Sam Smith Live at Abbey Road Studios
Marking the launch of their third studio album, Love Goes, Sam Smith shows an acute awareness of their fans, bringing a personal and intimate gig packed full of old favorites and new songs to Abbey Road Studios. With the closest thing you could get to a real performance, Smith encourages viewers to sit back with a cup of tea or a glass of wine and treats them to a seamlessly produced show that has the feel of a live studio session or backstage documentary. Smith’s love of the studios, the “Mecca and sanctuary of music” as they describe it, is evident in how they use the space and seem to love every minute of the experience. There are no awkward moments of screen pixelation or buffering disrupting the flow of the music; the concert feels as well-constructed and slick as Smith’s latest record, and it’s a real treat.
Opening with an intimate and atmospheric performance of Young, the show is interspersed with black-and-white footage from two weeks earlier, in which Smith speaks about the songs and the writing process. This, alongside the personal conversations addressed directly to the at-home viewer (“it’s story time”) , contributes to the gig’s sense of intimacy. “We’re going to turn Abbey Road into a gay bar now,” beams Smith as they burst into Promises. The tempo is then dialed down with a tender performance of Lay Me Down; “I feel like there was magic in that one,” murmurs Smith.
Determined to live their life to the full and sing about it, Smith tells us how Love Goes was a “bit of a discovery” – an album that was “coming home to myself and having hard conversations with myself.” The titular track Love Goes, performed with Labrinth, displays this to the full and has a transporting emotional resonance.
Smith ends the show with Stay With Me, perhaps their most iconic song, performed with the same intimacy and simplicity the crowd have enjoyed all night. We are experiencing unprecedented and difficult times, but watching and witnessing Smith’s endless creativity offers an example of how we can get through this with art and music. Smith responds to the circumstances with a performance that does not feel lacking simply because its audience is not physically present. They harness the viewers’ isolation and offer a sense of community with this highly personal gig.
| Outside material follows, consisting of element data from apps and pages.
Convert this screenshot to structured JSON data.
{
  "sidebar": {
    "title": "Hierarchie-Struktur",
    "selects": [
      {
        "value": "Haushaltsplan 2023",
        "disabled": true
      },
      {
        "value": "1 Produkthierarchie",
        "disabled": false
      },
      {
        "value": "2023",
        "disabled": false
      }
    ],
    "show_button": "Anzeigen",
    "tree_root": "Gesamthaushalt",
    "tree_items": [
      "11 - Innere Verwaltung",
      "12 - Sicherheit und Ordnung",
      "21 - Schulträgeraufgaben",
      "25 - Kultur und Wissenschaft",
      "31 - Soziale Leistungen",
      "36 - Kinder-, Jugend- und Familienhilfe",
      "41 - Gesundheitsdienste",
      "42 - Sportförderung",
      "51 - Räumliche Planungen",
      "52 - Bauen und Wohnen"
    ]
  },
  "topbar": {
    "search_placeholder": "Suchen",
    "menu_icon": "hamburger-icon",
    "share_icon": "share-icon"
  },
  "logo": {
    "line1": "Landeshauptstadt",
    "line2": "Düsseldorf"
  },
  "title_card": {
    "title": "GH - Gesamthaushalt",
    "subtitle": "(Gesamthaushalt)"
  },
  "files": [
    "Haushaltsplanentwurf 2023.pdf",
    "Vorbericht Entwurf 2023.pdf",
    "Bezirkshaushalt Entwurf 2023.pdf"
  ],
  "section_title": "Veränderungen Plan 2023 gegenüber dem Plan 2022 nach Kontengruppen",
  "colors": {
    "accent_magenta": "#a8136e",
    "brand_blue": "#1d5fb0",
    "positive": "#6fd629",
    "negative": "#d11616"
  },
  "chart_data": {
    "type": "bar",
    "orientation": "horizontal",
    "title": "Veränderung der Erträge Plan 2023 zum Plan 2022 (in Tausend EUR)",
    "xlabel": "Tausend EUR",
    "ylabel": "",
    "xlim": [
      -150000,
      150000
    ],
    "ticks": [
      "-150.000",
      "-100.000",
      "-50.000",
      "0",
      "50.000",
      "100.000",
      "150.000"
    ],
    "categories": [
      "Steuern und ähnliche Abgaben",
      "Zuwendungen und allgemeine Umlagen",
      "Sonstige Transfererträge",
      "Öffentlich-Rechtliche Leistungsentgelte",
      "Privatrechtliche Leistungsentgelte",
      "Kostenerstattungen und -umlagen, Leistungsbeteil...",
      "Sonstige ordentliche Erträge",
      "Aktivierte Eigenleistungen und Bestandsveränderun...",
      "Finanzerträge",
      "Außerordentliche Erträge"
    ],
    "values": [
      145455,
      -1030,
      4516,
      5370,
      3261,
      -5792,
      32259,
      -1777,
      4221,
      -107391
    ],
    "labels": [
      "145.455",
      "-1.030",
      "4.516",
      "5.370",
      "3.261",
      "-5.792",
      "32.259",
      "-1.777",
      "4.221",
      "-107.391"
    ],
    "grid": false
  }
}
For further information and future events visit Sam Smith Live’s website here.
Listen to the audio for the single Young here: